    1. General.
      1. If so equipped, the pilot of an aircraft experiencing a two-way-radio communications failure must operate the secondary radar transponder on identity Mode A (Code 7600) and Mode C.
      2. The pilot must also attempt to contact any ATC facility or another aircraft and inform them of the difficulty and request they relay information to the ATC facility with which communications are intended.
    2. Communications failure prior to entering NAT oceanic airspace.
      1. If operating with a received and acknowledged oceanic clearance, the pilot must enter oceanic airspace at the cleared oceanic entry point, level and speed and proceed in accordance with the received and acknowledged oceanic clearance.

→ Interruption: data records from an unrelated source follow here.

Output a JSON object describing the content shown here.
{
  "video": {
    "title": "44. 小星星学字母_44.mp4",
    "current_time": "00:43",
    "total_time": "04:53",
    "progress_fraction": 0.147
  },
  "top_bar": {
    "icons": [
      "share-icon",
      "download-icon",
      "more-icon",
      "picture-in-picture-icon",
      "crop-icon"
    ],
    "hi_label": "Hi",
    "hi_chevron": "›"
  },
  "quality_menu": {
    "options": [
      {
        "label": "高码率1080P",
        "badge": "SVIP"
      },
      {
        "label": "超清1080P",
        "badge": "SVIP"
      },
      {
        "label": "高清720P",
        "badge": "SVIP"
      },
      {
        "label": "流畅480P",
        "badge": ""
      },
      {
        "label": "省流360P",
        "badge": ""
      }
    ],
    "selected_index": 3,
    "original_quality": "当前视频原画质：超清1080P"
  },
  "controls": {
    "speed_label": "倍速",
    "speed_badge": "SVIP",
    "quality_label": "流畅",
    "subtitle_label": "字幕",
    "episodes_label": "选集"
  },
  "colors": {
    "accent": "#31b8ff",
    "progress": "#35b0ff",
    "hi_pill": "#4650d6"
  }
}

Any level or speed changes required to comply with the oceanic clearance must be completed within the vicinity of the oceanic entry point.
      2. If operating without a received and acknowledged oceanic clearance, the pilot must enter oceanic airspace at the first oceanic entry point, level, and speed, as contained in the filed flight plan and proceed via the filed flight plan route to landfall. That first oceanic level and speed must be maintained to landfall.
    3. Communications failure prior to exiting NAT oceanic airspace.
      1. If cleared on flight plan route the pilot must proceed in accordance with the last received and acknowledged oceanic clearance to the last specified oceanic route point, normally landfall, then continue on the flight plan route. Maintain the last assigned oceanic level and speed to landfall. After passing the last specified oceanic route point, conform to the relevant State procedures/regulations.
      2. If cleared on other than flight plan route the pilot must proceed in accordance with the last received and acknowledged oceanic clearance to the last specified oceanic route point, normally landfall. After passing this point, rejoin the filed flight plan route by proceeding directly to the next significant point ahead of the track of the aircraft as contained in the filed flight plan. Where possible use published ATS route structures, then continue on the flight plan route. Maintain the last assigned oceanic level and speed to the last specified oceanic route point. After passing this point conform to the relevant State procedures/regulations.
  5. When Able Higher (WAH) Reports
    1. To ensure maximum use of available altitudes, aircraft entering RVSM airspace in the New York FIR should be prepared to advise ATC of the time or position the aircraft can accept the next higher altitude. WAH reports are also used to plan the altitude for aircraft as they transition from RVSM to CVSM altitudes; therefore, it is important that the altitude capability of the aircraft is known by controllers.
      1. If the aircraft is capable of a higher altitude that is not preferred by the pilot, give the altitude in the WAH report and advise that you prefer not to be assigned that altitude.
    2. ATC acknowledgment of a WAH report is NOT a clearance to change altitude.
    3. The procedures will differ for eastbound and westbound aircraft since many of the eastbound aircraft will enter New York RVSM airspace from ATC sectors that have direct controller-pilot communications.
      1. Eastbound aircraft entering RVSM airspace in the New York FIR:
        1. Pilots may be requested by ATC to provide an estimate for when the flight can accept the next higher altitude(s). If requested, pilots should provide this information as soon as possible.
      2. Westbound aircraft entering RVSM airspace in the New York FIR:
        1. Pilots should include in the initial position report the time or location that the next higher altitude can be accepted.

          EXAMPLE-

          “Global Air 543, 40 north 40 west at 1010, flight level 350, estimating 40 north 50 west at 1110, 40 north 60 west. Next able flight level 360 at 1035."

          NOTE-

          Pilots may include more than one altitude if that information is available.

          EXAMPLE-

          (After stating initial report) “Able flight level 360 at 1035, able flight level 370 at 1145, able flight level 390 at 1300."